> **Exercise objective**
Pick out each line of the records in which the word "JSON" appears.

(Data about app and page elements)
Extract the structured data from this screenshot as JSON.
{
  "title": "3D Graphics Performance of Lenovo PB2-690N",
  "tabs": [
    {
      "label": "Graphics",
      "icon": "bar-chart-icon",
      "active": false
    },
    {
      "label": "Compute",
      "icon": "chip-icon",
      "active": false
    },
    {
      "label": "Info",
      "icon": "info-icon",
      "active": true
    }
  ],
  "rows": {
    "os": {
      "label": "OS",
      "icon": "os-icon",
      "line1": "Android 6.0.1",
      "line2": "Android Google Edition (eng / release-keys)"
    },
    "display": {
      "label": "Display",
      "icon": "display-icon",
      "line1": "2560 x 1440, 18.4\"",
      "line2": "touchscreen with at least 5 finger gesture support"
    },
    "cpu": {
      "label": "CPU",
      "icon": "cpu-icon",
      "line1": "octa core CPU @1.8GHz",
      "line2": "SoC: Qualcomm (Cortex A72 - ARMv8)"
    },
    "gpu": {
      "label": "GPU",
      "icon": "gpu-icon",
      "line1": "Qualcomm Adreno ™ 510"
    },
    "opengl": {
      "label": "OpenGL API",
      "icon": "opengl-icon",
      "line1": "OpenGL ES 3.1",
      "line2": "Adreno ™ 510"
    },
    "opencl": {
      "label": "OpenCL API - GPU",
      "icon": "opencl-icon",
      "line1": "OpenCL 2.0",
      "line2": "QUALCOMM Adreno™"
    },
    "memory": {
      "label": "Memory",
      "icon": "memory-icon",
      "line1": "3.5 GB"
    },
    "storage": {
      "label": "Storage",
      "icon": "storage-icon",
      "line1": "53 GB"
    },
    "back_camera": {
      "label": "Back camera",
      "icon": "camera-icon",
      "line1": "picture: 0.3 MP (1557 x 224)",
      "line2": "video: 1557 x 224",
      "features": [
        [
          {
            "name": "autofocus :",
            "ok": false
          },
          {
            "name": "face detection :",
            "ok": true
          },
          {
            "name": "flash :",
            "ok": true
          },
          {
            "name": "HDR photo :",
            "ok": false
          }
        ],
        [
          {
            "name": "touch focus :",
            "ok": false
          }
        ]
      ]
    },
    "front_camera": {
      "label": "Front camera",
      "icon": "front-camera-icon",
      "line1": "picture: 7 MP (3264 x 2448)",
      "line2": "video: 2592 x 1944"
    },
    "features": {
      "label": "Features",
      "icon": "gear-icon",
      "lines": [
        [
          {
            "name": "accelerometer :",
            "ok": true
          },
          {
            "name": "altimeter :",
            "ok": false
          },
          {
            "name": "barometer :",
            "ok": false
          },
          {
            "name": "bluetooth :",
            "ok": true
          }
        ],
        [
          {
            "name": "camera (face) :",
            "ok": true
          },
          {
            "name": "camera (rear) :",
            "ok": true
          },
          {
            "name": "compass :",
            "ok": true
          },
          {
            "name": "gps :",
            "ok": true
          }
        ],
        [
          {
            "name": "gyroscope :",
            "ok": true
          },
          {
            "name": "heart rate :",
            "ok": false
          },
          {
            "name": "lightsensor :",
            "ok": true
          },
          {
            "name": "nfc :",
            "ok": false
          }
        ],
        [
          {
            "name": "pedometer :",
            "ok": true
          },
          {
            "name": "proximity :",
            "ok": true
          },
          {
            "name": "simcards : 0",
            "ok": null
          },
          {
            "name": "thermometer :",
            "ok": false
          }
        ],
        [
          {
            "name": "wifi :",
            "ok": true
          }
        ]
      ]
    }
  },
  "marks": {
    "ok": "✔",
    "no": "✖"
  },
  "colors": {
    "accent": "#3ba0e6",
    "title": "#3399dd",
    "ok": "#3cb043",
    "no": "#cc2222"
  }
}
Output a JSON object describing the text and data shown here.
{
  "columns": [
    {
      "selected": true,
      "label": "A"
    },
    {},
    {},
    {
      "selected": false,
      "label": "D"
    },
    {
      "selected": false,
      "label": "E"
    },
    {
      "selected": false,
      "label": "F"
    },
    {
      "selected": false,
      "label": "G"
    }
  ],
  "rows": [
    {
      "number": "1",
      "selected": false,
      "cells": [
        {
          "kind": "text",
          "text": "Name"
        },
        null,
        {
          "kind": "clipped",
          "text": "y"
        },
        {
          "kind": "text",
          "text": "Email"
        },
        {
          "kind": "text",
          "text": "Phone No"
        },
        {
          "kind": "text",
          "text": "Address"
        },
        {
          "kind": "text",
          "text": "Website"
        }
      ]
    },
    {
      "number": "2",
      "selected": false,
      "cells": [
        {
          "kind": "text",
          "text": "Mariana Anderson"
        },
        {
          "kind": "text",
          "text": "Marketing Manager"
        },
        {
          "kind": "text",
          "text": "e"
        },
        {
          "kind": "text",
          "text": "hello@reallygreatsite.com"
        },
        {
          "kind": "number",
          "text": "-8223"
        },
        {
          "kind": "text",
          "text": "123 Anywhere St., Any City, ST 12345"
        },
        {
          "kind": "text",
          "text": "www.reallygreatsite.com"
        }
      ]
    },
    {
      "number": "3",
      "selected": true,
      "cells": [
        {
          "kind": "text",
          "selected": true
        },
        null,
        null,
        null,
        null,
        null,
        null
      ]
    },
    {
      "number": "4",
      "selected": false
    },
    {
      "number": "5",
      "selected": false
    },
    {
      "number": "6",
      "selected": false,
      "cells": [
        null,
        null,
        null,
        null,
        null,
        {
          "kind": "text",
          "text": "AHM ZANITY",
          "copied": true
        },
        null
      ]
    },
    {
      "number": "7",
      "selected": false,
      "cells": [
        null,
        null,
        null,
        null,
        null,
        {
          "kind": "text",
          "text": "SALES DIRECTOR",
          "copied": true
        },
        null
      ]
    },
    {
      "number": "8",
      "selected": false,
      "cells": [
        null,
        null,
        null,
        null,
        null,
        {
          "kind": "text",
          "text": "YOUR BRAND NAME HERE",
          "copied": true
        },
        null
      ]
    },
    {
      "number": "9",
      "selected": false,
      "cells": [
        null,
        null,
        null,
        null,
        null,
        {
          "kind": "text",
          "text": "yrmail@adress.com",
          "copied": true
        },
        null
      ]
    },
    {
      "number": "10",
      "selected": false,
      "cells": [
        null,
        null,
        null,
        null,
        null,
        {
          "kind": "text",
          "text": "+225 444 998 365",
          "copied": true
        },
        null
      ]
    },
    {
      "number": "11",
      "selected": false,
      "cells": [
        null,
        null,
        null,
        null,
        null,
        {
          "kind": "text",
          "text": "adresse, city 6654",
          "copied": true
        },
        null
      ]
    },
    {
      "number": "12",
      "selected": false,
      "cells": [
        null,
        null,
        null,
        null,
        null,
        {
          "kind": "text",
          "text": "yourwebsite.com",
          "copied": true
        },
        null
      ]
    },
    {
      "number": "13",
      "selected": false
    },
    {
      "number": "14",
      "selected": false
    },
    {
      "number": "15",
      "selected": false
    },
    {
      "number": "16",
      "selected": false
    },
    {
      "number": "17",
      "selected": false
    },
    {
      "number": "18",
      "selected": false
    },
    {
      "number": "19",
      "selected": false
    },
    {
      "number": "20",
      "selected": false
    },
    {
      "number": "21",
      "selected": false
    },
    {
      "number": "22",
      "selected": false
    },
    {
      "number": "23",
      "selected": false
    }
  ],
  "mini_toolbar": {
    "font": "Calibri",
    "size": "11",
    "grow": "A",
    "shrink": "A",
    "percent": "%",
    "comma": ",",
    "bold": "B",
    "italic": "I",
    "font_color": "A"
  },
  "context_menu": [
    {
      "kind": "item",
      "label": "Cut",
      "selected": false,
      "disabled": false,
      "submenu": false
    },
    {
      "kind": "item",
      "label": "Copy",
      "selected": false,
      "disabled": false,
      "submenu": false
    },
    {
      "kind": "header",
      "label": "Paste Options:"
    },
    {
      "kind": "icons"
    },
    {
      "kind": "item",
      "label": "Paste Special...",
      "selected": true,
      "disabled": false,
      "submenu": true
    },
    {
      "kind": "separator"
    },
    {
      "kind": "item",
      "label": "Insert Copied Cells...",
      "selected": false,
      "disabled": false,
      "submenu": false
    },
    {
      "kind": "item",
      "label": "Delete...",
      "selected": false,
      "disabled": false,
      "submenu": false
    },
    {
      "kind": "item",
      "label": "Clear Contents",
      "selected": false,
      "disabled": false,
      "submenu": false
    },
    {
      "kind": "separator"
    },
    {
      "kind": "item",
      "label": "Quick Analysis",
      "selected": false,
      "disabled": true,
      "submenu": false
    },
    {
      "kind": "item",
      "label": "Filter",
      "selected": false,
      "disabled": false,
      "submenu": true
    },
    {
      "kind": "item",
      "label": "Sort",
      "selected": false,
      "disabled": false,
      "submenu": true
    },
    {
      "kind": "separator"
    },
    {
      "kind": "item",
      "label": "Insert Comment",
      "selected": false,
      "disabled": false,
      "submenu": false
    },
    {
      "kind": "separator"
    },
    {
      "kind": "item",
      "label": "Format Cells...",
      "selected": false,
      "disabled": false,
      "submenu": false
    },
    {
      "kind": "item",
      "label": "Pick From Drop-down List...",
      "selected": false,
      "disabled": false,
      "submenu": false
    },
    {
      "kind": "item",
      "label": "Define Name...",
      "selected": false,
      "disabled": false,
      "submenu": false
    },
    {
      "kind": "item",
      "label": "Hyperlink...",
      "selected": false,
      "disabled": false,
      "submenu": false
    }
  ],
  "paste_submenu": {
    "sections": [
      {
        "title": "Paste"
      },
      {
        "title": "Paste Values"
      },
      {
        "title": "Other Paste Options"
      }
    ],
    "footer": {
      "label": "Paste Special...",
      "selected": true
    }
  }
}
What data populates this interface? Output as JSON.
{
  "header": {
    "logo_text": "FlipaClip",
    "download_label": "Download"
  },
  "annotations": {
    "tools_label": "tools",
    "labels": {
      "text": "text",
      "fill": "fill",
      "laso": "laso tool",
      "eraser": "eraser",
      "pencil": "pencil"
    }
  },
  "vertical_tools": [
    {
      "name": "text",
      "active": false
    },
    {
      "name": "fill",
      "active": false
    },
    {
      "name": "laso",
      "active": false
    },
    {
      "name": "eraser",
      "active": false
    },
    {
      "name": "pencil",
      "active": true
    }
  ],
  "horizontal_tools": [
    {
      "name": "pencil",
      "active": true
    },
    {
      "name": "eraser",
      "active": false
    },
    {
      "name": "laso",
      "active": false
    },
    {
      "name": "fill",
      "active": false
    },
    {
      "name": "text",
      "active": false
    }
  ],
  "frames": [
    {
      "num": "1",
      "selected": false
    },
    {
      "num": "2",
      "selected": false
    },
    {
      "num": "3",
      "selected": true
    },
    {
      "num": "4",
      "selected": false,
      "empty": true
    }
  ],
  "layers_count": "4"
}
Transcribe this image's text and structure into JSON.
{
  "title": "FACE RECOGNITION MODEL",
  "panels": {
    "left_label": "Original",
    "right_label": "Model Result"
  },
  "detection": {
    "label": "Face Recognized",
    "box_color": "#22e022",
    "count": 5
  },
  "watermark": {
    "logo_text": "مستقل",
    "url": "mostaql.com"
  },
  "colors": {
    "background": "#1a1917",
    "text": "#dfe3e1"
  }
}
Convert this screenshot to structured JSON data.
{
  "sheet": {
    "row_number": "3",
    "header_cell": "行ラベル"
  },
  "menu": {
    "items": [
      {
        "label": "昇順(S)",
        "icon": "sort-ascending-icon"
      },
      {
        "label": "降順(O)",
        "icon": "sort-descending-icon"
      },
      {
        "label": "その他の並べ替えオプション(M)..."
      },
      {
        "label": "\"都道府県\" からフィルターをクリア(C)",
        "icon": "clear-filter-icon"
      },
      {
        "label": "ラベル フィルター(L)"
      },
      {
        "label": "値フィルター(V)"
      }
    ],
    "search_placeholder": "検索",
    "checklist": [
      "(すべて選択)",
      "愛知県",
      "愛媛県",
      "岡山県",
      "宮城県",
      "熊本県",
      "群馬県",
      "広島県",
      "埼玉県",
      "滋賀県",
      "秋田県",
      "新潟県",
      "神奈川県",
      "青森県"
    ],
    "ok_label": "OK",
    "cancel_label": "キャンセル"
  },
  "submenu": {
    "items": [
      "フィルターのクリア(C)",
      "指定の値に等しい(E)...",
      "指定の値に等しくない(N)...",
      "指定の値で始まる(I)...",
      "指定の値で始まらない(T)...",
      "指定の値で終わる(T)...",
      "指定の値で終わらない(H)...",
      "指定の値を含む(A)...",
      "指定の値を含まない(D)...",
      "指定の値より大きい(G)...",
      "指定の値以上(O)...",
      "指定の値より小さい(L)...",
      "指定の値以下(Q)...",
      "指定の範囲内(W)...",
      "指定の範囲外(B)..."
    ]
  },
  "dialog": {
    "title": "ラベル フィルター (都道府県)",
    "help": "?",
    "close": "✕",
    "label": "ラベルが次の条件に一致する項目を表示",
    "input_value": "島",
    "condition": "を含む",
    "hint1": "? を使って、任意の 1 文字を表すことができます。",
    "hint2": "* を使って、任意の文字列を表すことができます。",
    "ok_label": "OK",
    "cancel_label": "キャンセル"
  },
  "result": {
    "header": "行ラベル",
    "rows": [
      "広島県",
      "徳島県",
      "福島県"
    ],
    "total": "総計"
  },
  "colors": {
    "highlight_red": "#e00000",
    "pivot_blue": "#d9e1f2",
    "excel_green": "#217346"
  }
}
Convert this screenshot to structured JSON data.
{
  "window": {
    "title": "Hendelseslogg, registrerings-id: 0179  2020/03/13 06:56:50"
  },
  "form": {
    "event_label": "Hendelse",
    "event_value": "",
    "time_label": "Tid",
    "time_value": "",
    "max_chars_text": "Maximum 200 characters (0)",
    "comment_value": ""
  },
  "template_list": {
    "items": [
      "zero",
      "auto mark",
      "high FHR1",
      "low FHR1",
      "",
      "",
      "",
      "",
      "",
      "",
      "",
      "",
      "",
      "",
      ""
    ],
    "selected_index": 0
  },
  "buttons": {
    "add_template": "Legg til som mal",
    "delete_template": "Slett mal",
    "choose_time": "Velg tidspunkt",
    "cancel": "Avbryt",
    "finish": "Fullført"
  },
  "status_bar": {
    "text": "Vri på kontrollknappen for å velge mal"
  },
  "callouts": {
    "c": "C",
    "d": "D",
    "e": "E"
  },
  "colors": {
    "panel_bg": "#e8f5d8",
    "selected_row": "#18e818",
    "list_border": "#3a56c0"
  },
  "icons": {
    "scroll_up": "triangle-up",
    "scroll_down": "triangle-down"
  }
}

> **Written reply**
Extract the structured data from this screenshot as JSON.
Output a JSON object describing the text and data shown here.
What data populates this interface? Output as JSON.
Transcribe this image's text and structure into JSON.
Convert this screenshot to structured JSON data.
Convert this screenshot to structured JSON data.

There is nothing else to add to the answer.